None of those projects ever came to fruition, sadly, and it doesn’t look like that will be rectified anytime soon, since original developer Factor 5 ended up closing down for good more than a decade ago following financial trouble.
A shame, because the Dark Squadron spin-off that was said to have been in production at some point, in which you played as Darth Vader as he took the fight to the Rebels, sounded like an interesting new direction for the series to go in, what with Luke and Co. having been firmly in the spotlight previously.
While it’s very unlikely we’ll ever get Rogue Squadron 4, I’m still hopeful there’s an old fan somewhere at EA that’s championing this fantastic series. Perhaps a Xbox Series X/PlayStation 5 remaster is in order, just to test the waters?

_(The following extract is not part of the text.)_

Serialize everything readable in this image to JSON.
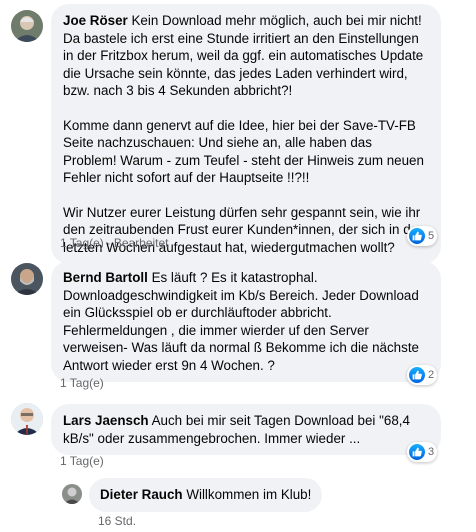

With multiple new entries in the Star Wars canon, Rogue Squadron 4 could us on an interesting journey.
Sam | Eternal Darkness: Sanity's Requiem

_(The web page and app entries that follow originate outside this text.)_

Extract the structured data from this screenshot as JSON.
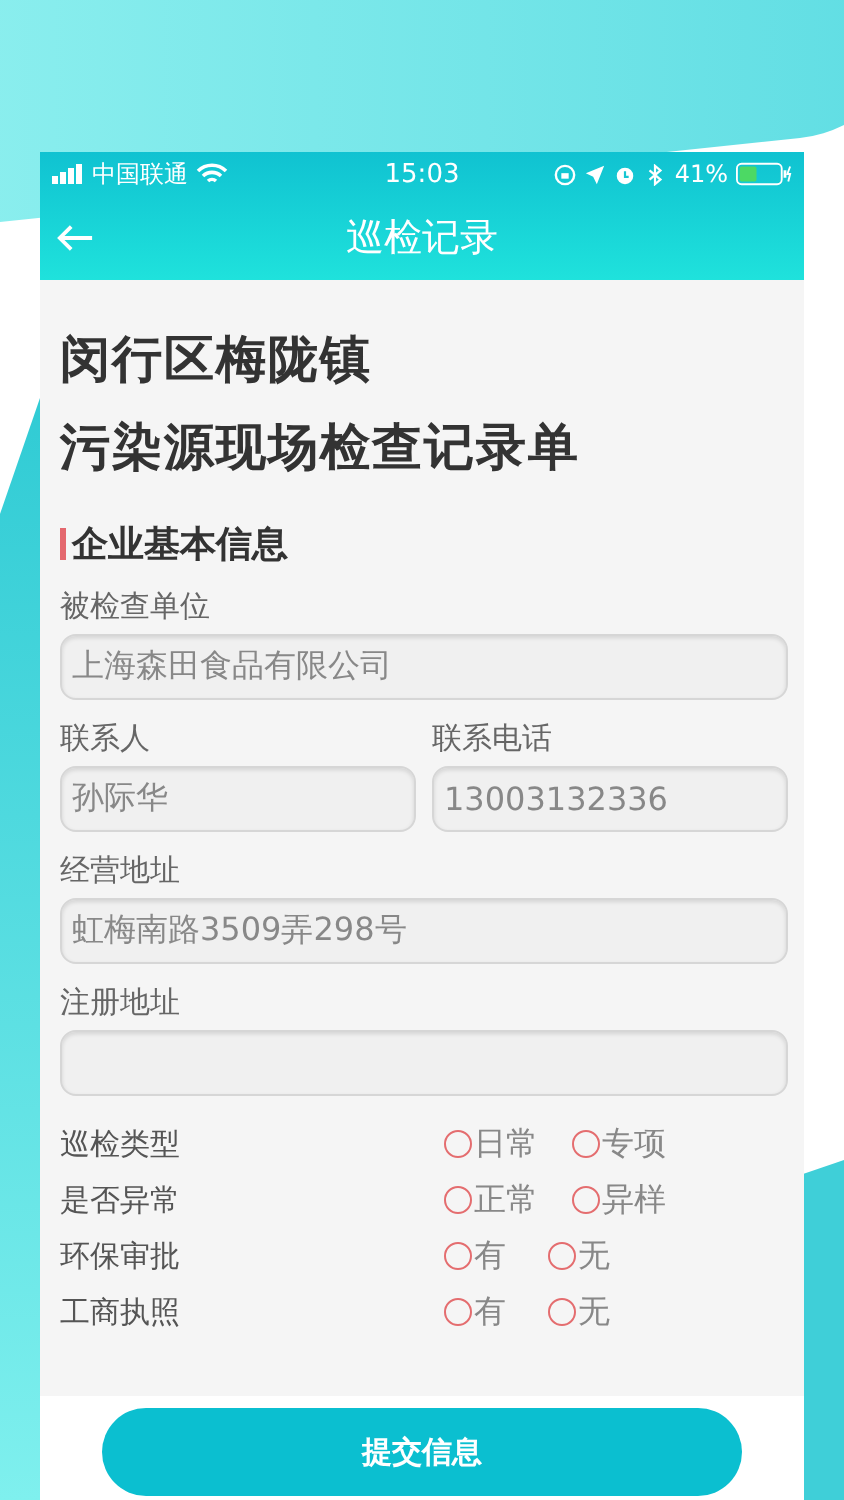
{
  "status_bar": {
    "carrier": "中国联通",
    "time": "15:03",
    "battery": "41%"
  },
  "nav_bar": {
    "title": "巡检记录"
  },
  "form_title": [
    "闵行区梅陇镇",
    "污染源现场检查记录单"
  ],
  "section": {
    "title": "企业基本信息"
  },
  "fields": [
    {
      "label": "被检查单位",
      "value": "上海森田食品有限公司"
    }
  ],
  "field_pair": [
    {
      "label": "联系人",
      "value": "孙际华"
    },
    {
      "label": "联系电话",
      "value": "13003132336"
    }
  ],
  "fields_after": [
    {
      "label": "经营地址",
      "value": "虹梅南路3509弄298号"
    },
    {
      "label": "注册地址"
    }
  ],
  "radio_groups": [
    {
      "label": "巡检类型",
      "options": [
        {
          "label": "日常",
          "selected": false
        },
        {
          "label": "专项",
          "selected": false
        }
      ]
    },
    {
      "label": "是否异常",
      "options": [
        {
          "label": "正常",
          "selected": false
        },
        {
          "label": "异样",
          "selected": false
        }
      ]
    },
    {
      "label": "环保审批",
      "options": [
        {
          "label": "有",
          "selected": false
        },
        {
          "label": "无",
          "selected": false
        }
      ]
    },
    {
      "label": "工商执照",
      "options": [
        {
          "label": "有",
          "selected": false
        },
        {
          "label": "无",
          "selected": false
        }
      ]
    }
  ],
  "submit_button": "提交信息"
}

2002’s Eternal Darkness: Sanity's Requiem was well ahead of its time. Released exclusively for the GameCube, it’s a psychological thriller featuring several different playable protagonists that occupy different historical periods.
In itself that was ambitious for the time - and still would be today, to an extent - though by also breaking the fourth wall in creative ways things were taken that bit further. Eternal Darkness definitely took cues from the iconic Psycho Mantis boss encounter in Metal Gear Solid, and is perhaps just as fondly remembered on the whole.
After scoring an impressive 92/100 on Metacritic, its sequel seemed like an inevitable matter of when and not if. Until no confirmation came for over a decade and then developer Silicon Knights went out of business, that is…
We’d learn that Eternal Darkness 2 had been in active development, and that the team’s demise brought an unfortunate end to the project. Despite that, key figures reconverged as Precursor Games and sought to crowdsource a follow-up titled Shadow of the Eternals.
Unfortunately, the game failed to meet its funding goal… twice over. Precursor disbanded and Eternal Darkness has remained dormant ever since, much to the disappointment of survival horror fanatics.
Though it may look like a simple Resident Evil clone, Eternal Darkness had a unique take on psychological horror.
James | Left 4 Dead 3
While it’s a running joke that Valve can’t count to three, the real joke is this teasing they are doing in raising our hopes for the return of Half-Life at all.
As far as other sequels we might never be graced with though, I was torn between Portal 3 and L4D3 for this topic and in the end it feels as though the Left 4 Dead world has more to offer, despite how played-out zombies as a concept may seem.
The joy of a game of Scavenge in Left 4 Dead 2 may be one of the most rewarding and exciting new game modes for cooperative multiplayer in the last 20 years (or, if you’re being picky, simply a clever twist on the capture the flag).
It’s been tried of course, with original game creators Turtle Rock spinning up Evolve and more recently Earthfall trying to tread a similar path, but perhaps - just like Half-Life: Alyx - Valve’s urge to innovate and change the game could be the missing ingredient.
Imagine the vindictive AI director - a key factor in giving the game its replayability - beefed up with the power of cloud computing, and a few procedurally-generated elements thrown in for good measure, keeping the experience fresh, exciting and an unexpected challenge every time.
Rather than relying on the tropes of zombie games to carry it through, Left 4 Dead built its foundation on solid gameplay and well-executed, simple ideas. Then, on top of that, it sprinkled its lore naturally throughout, with suggestions scrawled on walls by survivors and campaigns which only hint at the extent of the event which ravaged its world. It’s time to lock and load, and don’t forget the pills.
Will Valve ever release a properly numbered second sequel?
Let us know which unlikely sequels you'd like to see.